Tuesday, 08 May 2018 16:06

Introducing Solids to Babies Featured

Introducing Solids to Babies

On average, infants visit their GP 11 times in the first year of their life and a common query is when to introduce solids. There is often conflicting advice given by well-meaning relatives and friends as well as various websites which leads to confused parents.

Babies either born premature, with poor weight gain or special health needs then it is essential to consult a doctor or dietician to assist. 

For most infants it is recommended to commence solids between 4 and 6 months of age. They should however continue to breast feed or use infant formula to the age of 12 months.

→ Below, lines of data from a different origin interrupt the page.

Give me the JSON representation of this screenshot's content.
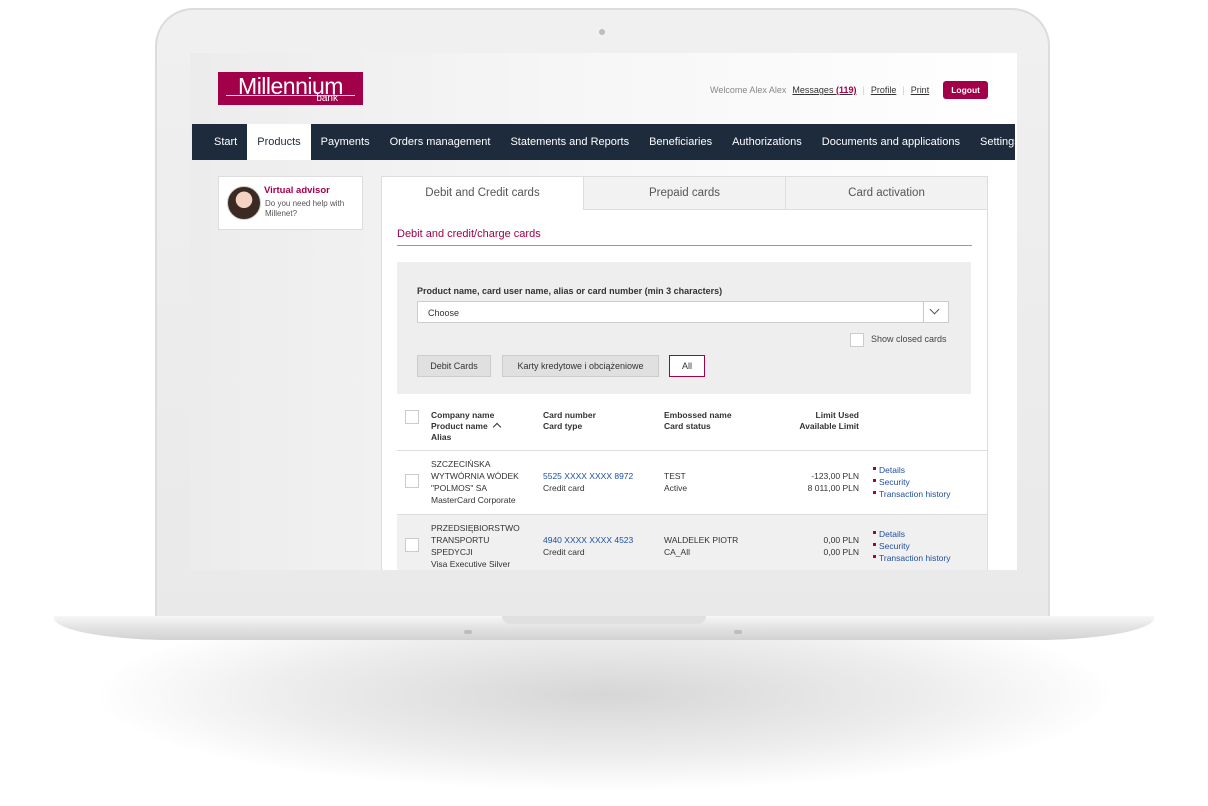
{
  "header": {
    "logo_text": "Millennium",
    "logo_sub": "bank",
    "welcome": "Welcome Alex Alex",
    "messages_label": "Messages",
    "messages_count": "(119)",
    "profile": "Profile",
    "print": "Print",
    "logout": "Logout"
  },
  "nav": {
    "items": [
      "Start",
      "Products",
      "Payments",
      "Orders management",
      "Statements and Reports",
      "Beneficiaries",
      "Authorizations",
      "Documents and applications",
      "Settings"
    ],
    "active": "Products"
  },
  "advisor": {
    "title": "Virtual advisor",
    "text": "Do you need help with Millenet?"
  },
  "tabs": [
    "Debit and Credit cards",
    "Prepaid cards",
    "Card activation"
  ],
  "section_title": "Debit and credit/charge cards",
  "filter": {
    "label": "Product name, card user name, alias or card number (min 3 characters)",
    "select_value": "Choose",
    "show_closed": "Show closed cards",
    "buttons": [
      "Debit Cards",
      "Karty kredytowe i obciążeniowe",
      "All"
    ],
    "selected_button": "All"
  },
  "table": {
    "headers": {
      "col1": [
        "Company name",
        "Product name",
        "Alias"
      ],
      "col2": [
        "Card number",
        "Card type"
      ],
      "col3": [
        "Embossed name",
        "Card status"
      ],
      "col4": [
        "Limit Used",
        "Available Limit"
      ]
    },
    "rows": [
      {
        "company": [
          "SZCZECIŃSKA",
          "WYTWÓRNIA WÓDEK",
          "\"POLMOS\" SA"
        ],
        "product": "MasterCard Corporate",
        "card_number": "5525 XXXX XXXX 8972",
        "card_type": "Credit card",
        "embossed": "TEST",
        "status": "Active",
        "limit_used": "-123,00 PLN",
        "available": "8 011,00 PLN",
        "links": [
          "Details",
          "Security",
          "Transaction history"
        ]
      },
      {
        "company": [
          "PRZEDSIĘBIORSTWO",
          "TRANSPORTU",
          "SPEDYCJI"
        ],
        "product": "Visa Executive Silver",
        "card_number": "4940 XXXX XXXX 4523",
        "card_type": "Credit card",
        "embossed": "WALDELEK PIOTR",
        "status": "CA_All",
        "limit_used": "0,00 PLN",
        "available": "0,00 PLN",
        "links": [
          "Details",
          "Security",
          "Transaction history"
        ]
      }
    ]
  },
  "colors": {
    "brand": "#a3004a",
    "nav_bg": "#1d2b3c",
    "link": "#1f4fa0"
  }
}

There is no need to delay the introduction of solid food in the hope that it may reduce allergies later on. In fact, it has now been shown that introducing cooked egg by 9 months and peanut-containing food by 12 months can reduce allergy risk.

Infants from 4 months on will start to display a developmental readiness and interest in solid food. Each child will be slightly different in timing but all should be ready for solids by 6 months of age.

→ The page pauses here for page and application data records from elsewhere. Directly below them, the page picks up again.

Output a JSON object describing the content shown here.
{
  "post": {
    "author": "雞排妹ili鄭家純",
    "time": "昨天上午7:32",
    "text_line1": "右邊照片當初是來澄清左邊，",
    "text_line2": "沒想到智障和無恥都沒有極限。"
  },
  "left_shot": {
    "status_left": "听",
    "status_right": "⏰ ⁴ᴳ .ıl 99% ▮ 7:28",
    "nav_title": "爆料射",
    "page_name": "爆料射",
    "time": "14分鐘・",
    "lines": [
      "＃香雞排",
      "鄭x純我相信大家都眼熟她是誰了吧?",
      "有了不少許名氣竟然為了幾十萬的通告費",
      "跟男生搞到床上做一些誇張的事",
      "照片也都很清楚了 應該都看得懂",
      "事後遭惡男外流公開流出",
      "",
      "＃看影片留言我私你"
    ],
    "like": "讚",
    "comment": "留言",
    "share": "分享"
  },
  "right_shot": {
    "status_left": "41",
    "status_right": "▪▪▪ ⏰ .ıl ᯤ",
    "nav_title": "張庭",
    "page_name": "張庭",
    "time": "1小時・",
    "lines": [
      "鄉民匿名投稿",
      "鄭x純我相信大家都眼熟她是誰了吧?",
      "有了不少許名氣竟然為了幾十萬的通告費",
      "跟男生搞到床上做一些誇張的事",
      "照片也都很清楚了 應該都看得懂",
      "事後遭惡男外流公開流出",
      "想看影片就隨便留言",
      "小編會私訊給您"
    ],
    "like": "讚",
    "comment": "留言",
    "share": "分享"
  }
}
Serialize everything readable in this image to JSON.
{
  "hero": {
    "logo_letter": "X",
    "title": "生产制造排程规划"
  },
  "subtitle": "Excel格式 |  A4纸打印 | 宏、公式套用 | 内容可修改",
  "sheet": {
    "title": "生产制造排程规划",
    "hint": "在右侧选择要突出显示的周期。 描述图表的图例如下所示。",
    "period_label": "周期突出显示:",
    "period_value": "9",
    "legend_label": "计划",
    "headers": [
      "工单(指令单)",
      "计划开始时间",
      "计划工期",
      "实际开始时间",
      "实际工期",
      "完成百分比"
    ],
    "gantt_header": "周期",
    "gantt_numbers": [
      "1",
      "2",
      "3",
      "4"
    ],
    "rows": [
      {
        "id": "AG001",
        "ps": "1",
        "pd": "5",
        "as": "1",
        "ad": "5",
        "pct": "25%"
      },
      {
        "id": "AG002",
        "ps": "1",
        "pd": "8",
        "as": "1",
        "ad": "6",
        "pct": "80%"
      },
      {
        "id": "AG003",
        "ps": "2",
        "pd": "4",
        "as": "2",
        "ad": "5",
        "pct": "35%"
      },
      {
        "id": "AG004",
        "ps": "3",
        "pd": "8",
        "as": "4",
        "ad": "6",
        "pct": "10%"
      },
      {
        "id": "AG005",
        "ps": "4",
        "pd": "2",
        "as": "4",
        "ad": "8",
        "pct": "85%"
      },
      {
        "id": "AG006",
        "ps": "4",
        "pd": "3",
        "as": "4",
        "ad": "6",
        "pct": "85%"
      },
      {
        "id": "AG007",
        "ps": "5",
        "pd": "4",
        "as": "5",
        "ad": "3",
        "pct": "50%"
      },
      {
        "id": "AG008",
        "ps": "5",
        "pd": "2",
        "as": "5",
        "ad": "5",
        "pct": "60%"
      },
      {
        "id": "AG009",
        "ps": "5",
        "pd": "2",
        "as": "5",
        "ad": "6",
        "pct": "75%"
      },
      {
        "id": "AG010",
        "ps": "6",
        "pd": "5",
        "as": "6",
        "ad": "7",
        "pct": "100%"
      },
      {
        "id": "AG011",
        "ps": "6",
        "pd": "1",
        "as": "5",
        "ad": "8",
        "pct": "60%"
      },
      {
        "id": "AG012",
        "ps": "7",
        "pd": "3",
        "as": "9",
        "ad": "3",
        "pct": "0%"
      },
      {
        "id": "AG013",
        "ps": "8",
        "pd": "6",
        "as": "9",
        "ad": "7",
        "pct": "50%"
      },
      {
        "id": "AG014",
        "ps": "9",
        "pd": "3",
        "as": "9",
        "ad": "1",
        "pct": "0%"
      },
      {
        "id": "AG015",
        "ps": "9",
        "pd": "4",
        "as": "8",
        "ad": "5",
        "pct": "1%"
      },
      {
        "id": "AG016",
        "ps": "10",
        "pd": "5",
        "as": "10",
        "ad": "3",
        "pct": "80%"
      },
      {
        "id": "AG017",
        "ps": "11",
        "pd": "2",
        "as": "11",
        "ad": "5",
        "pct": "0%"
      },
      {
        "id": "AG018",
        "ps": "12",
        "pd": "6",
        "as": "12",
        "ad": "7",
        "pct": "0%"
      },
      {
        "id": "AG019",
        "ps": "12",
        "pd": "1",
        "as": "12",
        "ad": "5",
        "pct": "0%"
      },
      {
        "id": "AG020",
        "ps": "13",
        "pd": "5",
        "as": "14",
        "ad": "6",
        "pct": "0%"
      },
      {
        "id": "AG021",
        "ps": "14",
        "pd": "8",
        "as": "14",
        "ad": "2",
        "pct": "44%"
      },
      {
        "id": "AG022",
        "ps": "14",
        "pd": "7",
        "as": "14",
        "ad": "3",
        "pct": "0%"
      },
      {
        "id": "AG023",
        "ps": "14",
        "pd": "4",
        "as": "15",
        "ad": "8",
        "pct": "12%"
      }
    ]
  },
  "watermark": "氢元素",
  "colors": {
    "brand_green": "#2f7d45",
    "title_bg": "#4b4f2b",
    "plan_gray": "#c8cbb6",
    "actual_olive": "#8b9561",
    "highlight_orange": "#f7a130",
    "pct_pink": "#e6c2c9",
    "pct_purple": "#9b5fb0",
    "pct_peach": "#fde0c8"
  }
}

After 6 months, infants that are entirely breast-fed or formula fed are at risk of developing iron deficiency, so solid foods are important. In particular foods rich in iron such as pureed cooked meat, poultry, boneless fish, cooked eggs, tofu, lentils and legumes are important to introduce.

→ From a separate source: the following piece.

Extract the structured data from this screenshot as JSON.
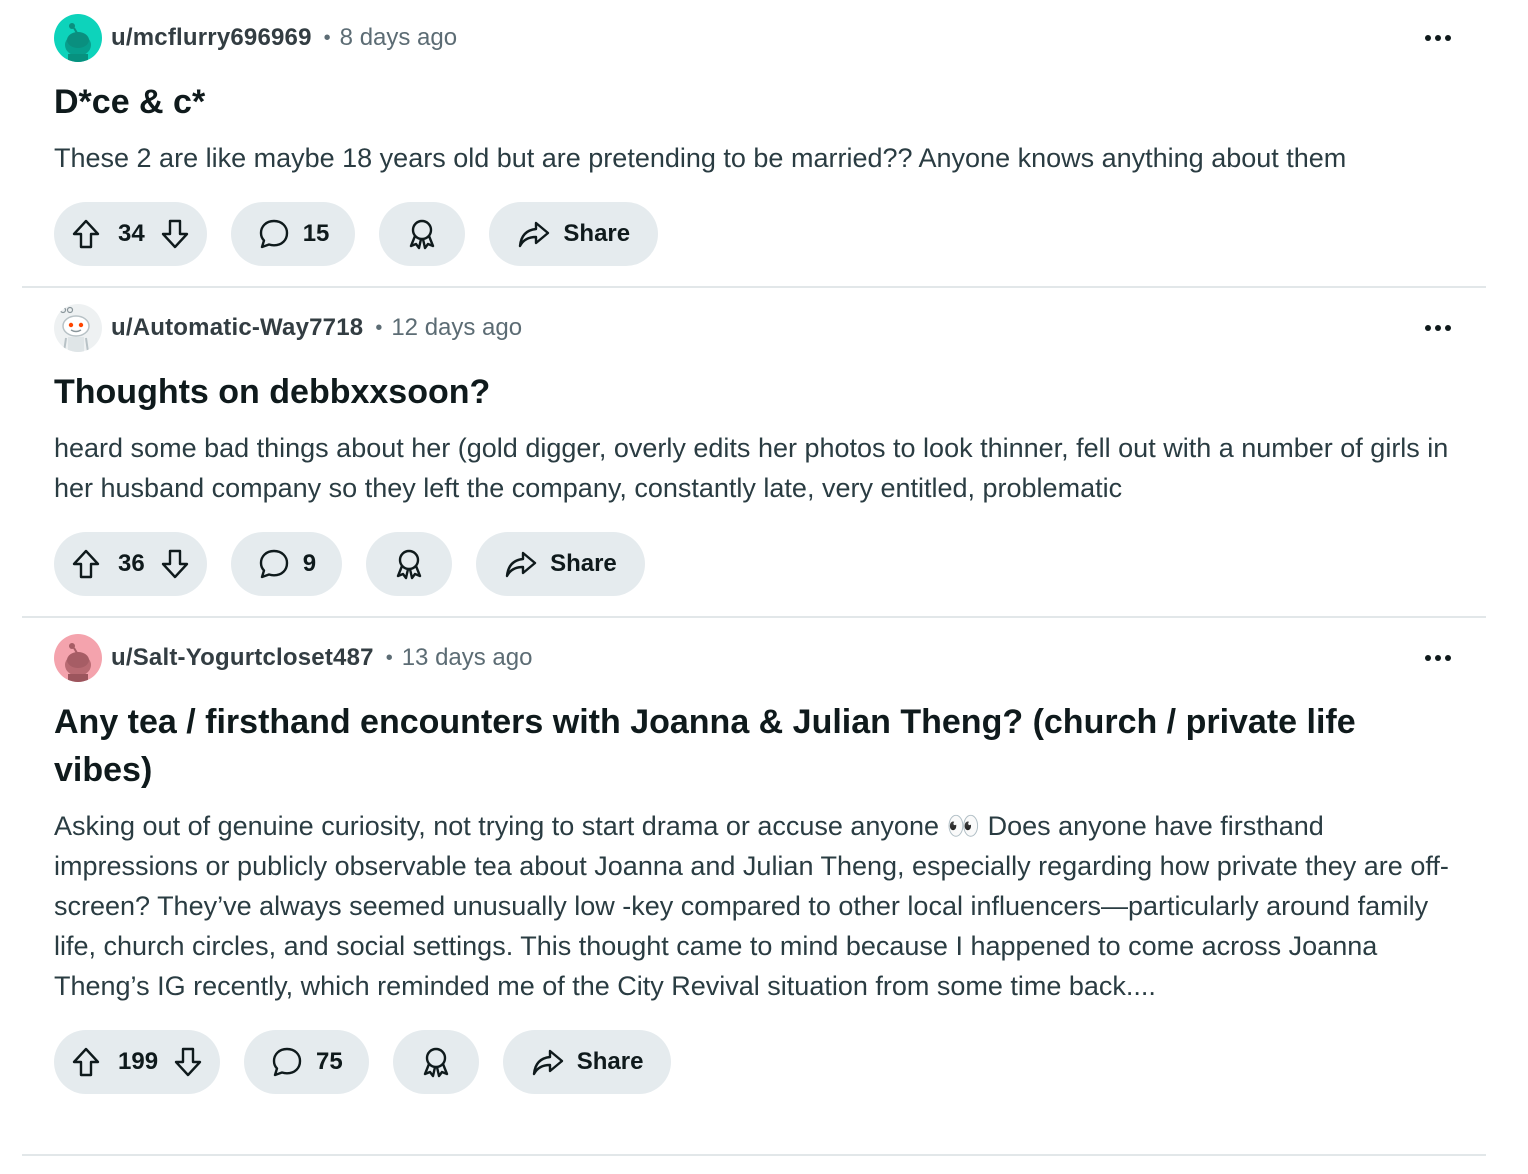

An excellent and comprehensive on-line resource on this matter can be found at:


If you are having troubles introducing solids or unsure of the particular needs of your infant it is important to see your GP for a full assessment of the baby and professional advice. At Busselton Medical Practice we have experienced doctors who are knowledgeable in this area and would be pleased to help.